Activity - Check every line of the data below for the string "party", and copy the ones that hold it.

Data section -

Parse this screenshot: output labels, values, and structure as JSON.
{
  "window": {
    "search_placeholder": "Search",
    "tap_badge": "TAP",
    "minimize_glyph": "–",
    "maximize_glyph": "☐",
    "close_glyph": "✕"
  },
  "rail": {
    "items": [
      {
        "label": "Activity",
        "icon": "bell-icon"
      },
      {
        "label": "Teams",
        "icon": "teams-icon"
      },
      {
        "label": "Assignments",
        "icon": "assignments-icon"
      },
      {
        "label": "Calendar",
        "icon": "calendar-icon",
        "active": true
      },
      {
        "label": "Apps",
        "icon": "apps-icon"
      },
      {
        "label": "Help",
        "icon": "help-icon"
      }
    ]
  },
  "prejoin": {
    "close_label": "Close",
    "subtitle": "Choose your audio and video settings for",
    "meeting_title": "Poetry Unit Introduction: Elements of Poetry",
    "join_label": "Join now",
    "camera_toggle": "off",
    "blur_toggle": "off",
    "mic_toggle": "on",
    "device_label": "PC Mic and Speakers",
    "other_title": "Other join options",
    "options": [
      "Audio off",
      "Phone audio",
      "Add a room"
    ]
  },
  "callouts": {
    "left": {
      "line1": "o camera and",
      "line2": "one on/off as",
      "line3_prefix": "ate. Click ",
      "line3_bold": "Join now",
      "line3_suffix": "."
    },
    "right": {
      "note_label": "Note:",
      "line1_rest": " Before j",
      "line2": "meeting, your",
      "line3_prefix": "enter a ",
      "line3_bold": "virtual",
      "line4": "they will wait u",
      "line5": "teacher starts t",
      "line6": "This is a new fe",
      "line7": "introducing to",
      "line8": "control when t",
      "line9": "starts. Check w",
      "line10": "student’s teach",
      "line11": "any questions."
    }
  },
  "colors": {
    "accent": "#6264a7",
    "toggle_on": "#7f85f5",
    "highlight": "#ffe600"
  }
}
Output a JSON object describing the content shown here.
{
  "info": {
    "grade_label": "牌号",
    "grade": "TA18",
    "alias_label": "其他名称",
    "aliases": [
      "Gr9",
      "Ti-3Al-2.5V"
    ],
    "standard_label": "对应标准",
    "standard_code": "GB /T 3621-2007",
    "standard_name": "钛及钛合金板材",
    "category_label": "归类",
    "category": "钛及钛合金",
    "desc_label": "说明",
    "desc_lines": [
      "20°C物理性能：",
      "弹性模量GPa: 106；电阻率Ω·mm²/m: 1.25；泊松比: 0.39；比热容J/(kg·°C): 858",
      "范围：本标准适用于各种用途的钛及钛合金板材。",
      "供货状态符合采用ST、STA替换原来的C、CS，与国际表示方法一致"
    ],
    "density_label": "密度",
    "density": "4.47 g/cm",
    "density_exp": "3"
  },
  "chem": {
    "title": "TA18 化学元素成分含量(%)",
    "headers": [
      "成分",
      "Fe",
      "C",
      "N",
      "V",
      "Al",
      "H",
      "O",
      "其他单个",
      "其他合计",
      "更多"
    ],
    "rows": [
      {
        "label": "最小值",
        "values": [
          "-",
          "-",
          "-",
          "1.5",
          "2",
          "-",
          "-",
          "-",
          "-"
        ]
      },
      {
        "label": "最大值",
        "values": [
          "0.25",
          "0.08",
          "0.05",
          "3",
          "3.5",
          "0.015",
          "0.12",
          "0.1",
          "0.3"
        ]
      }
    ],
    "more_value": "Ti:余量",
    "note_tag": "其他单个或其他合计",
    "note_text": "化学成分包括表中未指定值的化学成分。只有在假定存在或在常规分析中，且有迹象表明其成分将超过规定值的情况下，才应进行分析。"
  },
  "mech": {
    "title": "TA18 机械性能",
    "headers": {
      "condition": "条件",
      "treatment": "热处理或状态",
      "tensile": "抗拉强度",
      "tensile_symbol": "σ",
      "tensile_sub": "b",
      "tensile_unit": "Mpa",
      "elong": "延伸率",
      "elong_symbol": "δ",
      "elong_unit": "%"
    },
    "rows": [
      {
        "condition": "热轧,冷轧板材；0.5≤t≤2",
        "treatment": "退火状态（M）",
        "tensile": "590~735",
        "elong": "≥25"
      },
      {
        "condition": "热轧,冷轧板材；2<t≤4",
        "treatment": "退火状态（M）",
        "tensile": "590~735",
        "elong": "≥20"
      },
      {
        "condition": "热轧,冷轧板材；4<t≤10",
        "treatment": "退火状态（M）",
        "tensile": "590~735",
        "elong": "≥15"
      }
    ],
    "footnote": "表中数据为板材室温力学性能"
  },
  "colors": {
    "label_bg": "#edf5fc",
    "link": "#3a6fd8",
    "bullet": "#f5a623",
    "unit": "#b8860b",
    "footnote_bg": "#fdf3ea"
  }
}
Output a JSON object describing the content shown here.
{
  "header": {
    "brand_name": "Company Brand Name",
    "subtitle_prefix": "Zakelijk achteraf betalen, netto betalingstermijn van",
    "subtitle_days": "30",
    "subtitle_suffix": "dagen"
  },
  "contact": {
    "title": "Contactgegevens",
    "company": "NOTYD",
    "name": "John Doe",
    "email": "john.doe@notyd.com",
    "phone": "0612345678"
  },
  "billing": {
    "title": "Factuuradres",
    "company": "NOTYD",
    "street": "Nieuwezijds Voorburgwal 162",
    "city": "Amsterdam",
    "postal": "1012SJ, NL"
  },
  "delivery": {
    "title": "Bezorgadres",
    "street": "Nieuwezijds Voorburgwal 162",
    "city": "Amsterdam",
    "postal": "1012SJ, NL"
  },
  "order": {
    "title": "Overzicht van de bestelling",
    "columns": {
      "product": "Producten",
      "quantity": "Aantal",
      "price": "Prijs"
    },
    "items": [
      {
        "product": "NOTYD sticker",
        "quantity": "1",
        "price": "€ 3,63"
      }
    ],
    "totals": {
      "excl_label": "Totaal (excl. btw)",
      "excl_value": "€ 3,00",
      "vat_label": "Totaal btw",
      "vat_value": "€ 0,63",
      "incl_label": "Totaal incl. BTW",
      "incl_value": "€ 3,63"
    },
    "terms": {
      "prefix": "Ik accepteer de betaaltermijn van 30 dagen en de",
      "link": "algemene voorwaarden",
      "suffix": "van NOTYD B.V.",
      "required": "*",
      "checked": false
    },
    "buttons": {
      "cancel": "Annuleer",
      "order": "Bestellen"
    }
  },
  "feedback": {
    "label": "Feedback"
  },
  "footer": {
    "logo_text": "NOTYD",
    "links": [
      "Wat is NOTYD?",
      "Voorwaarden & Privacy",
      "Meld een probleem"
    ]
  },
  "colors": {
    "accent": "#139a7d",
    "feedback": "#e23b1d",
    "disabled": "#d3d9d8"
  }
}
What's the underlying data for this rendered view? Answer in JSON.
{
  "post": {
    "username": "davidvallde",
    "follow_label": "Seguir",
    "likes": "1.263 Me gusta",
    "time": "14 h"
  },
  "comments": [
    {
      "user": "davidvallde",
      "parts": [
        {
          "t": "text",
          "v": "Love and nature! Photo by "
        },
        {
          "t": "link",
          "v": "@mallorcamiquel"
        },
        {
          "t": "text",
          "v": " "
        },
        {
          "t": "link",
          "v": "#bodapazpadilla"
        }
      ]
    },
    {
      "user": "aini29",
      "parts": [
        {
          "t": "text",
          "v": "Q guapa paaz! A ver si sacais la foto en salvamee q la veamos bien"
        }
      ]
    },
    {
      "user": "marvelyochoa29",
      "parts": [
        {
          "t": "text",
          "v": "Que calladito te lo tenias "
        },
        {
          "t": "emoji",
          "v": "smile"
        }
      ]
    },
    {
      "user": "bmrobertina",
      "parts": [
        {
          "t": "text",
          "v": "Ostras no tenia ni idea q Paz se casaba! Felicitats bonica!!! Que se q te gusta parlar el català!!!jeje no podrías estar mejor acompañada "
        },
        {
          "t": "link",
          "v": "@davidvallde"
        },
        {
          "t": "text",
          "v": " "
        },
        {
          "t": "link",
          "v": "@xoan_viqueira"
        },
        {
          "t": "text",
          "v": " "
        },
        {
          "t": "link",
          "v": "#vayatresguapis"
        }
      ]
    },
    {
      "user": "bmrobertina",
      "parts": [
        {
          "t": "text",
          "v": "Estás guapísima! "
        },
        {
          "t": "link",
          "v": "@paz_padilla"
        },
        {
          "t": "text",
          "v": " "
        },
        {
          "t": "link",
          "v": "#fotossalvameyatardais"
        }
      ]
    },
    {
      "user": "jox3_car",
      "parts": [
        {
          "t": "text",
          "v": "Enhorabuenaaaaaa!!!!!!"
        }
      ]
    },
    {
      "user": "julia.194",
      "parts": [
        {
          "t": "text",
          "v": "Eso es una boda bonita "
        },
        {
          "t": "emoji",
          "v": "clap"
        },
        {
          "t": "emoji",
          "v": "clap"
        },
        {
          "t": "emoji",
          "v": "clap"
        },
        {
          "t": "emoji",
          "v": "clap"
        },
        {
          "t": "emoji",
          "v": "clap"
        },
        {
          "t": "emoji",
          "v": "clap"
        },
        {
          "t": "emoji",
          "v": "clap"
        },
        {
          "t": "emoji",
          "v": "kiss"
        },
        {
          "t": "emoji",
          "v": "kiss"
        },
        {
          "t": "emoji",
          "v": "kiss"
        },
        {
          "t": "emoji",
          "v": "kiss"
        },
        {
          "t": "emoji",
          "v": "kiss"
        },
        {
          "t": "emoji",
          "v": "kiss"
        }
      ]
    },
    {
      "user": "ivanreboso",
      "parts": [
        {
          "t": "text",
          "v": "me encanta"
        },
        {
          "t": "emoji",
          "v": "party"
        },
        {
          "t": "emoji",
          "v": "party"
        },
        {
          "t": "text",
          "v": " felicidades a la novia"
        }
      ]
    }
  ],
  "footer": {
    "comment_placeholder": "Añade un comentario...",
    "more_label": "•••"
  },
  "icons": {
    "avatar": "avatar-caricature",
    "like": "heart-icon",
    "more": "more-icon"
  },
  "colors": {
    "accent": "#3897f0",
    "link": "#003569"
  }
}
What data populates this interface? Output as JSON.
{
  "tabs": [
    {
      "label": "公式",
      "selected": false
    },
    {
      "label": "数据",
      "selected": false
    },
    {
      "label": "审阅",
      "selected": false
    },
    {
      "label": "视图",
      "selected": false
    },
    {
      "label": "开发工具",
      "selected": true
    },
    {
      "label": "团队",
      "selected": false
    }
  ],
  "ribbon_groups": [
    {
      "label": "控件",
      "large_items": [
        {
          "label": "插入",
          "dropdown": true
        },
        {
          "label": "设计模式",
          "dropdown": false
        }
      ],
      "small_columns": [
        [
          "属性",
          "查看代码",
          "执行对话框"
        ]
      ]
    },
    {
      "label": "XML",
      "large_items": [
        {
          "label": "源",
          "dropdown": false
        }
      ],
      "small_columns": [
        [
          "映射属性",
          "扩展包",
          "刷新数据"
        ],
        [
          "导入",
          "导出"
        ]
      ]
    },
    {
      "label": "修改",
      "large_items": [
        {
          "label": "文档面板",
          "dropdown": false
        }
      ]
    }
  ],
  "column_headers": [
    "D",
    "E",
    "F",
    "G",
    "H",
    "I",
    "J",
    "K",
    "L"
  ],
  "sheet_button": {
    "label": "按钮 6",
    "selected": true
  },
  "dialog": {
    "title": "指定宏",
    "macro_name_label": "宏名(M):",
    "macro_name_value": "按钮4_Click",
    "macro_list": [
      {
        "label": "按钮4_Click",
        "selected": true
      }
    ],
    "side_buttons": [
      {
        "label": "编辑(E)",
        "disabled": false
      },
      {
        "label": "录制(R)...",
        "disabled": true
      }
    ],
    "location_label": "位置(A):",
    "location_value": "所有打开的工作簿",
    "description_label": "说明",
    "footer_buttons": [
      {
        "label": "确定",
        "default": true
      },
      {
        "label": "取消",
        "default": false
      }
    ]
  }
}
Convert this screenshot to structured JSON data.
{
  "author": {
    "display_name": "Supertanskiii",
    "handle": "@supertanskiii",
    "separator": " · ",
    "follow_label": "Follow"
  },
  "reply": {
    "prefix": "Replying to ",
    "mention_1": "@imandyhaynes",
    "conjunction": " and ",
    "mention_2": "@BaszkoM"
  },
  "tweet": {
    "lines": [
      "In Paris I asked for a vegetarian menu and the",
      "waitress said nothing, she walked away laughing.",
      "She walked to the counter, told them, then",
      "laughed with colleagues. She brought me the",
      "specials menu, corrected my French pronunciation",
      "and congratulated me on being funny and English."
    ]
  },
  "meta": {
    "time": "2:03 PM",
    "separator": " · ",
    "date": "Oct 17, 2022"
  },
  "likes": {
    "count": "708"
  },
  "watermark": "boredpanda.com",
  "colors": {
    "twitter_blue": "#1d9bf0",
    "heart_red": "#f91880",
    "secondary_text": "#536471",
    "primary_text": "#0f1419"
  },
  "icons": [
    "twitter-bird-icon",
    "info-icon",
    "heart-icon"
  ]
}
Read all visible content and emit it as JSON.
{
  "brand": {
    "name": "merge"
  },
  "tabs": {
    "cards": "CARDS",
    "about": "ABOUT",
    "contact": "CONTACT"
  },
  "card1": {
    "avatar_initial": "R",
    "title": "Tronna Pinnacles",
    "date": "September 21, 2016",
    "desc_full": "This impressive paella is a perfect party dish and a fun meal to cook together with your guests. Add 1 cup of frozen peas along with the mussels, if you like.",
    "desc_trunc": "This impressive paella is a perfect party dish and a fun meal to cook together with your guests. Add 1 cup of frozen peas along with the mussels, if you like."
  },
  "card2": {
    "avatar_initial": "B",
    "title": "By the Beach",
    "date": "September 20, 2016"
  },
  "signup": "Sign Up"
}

Completed task -
          "v": "party"
          "v": "party"
    "desc_full": "This impressive paella is a perfect party dish and a fun meal to cook together with your guests. Add 1 cup of frozen peas along with the mussels, if you like.",
    "desc_trunc": "This impressive paella is a perfect party dish and a fun meal to cook together with your guests. Add 1 cup of frozen peas along with the mussels, if you like."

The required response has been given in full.